Rafferty, who was 38 years old at the time, maintained the physical relationship he had with the 16-year-old was consensual.
He stepped aside from his responsibilities as a priest following the allegation, which was made against him in April 2011.
However at Craigavon Crown Court on Thursday, Justice Gemma Loughran told Rafferty because of the girl's age, his actions were forbidden by law.
Rafferty's lawyers argued that his mental state had been brittle and vulnerable because he had dealt with some harrowing and terrible things as part of the Troubles.
Justice Gemma Loughran said sexual offences against children were a deplorable crime all too prevalent in today's society.
She said other priests had faced problems in their ministry without engaging in inappropriate sexual activity.
In delivering the sentence, the judge said she must follow the guidelines of the Courts of Appeal and sentenced Rafferty to a three year probation order.
He was also required to complete 100 hours of community service and spend five years on the Sex Offenders Register.
Rafferty has been disqualified from working with children and vulnerable adults for a period of 10 years.
Monsignor Hamill from the Dromore Diocese said there will be an internal church investigation into his crimes and Fr Rafferty will remain out of ministry "pending the outcome of that process".
"A betrayal of sacred trust occurred in this case and, on behalf of the diocese, I want to offer my sincere apologies for the anguish and distress which the complainant and her family have suffered and to give the reassurance that the safeguarding of children and young people is paramount," he added.
But campaigners said the sentence handed down to Terence Rafferty was the "latest in a long line of cases of clerical abuse where victims have been let down by the authorities".
Margaret McGuckin, Survivors and Victims of Institutional Abuse spokesperson, who was also in court with other victims, said: "Every month it seems there is another court case involving clerical abuse.
"Priests have had extraordinary access to children and young people through their roles in parishes, schools and youth clubs.

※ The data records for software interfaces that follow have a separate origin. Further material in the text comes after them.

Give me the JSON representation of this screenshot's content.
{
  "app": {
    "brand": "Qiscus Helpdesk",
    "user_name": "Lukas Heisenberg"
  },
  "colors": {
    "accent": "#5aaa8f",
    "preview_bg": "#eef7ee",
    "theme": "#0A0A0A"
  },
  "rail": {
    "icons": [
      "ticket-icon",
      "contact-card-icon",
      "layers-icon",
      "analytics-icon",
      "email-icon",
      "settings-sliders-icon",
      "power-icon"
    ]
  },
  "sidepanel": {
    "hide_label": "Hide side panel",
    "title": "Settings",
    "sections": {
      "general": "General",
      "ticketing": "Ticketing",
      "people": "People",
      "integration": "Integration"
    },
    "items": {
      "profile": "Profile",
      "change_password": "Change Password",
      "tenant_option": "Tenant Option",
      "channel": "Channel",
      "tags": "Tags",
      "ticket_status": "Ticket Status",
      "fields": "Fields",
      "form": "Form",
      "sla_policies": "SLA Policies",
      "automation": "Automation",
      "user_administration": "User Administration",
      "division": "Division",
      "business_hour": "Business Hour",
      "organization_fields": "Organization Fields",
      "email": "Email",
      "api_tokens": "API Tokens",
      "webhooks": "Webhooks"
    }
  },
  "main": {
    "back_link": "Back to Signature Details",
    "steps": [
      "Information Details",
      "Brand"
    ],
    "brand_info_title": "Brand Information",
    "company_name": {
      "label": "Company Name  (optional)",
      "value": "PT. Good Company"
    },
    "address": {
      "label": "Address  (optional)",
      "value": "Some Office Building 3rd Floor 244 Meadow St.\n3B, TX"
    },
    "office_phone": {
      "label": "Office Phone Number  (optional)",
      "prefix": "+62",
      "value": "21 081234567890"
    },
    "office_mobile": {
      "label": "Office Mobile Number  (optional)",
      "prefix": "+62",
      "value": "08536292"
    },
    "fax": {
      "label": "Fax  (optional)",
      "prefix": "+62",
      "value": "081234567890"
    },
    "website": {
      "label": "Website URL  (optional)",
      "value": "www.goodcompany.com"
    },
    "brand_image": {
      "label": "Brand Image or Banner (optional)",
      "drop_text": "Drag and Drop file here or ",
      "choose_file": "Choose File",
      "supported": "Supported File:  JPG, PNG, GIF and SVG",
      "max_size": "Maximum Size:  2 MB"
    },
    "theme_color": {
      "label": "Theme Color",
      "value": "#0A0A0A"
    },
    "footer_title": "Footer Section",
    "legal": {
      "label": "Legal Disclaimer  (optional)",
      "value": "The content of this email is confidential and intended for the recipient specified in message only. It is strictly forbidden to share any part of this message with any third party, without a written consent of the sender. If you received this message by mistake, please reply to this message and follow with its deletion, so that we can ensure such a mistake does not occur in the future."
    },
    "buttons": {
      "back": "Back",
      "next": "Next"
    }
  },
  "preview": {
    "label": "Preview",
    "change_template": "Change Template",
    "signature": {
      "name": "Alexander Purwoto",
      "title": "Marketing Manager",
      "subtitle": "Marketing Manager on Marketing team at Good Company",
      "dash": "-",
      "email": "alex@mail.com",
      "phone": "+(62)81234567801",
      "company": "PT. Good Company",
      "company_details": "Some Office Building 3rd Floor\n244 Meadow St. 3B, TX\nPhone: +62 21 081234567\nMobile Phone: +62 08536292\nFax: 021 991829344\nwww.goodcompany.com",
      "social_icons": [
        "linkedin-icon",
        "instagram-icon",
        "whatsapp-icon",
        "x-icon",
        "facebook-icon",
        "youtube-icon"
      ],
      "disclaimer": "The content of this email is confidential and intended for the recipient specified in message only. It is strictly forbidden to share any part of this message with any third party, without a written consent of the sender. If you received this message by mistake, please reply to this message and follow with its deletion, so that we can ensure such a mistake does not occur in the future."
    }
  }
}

"There is a clear pattern over many years of clerics abusing the trust which families have placed in them by virtue of their powerful role within the community and of their crimes being covered up for many years, so endangering other children."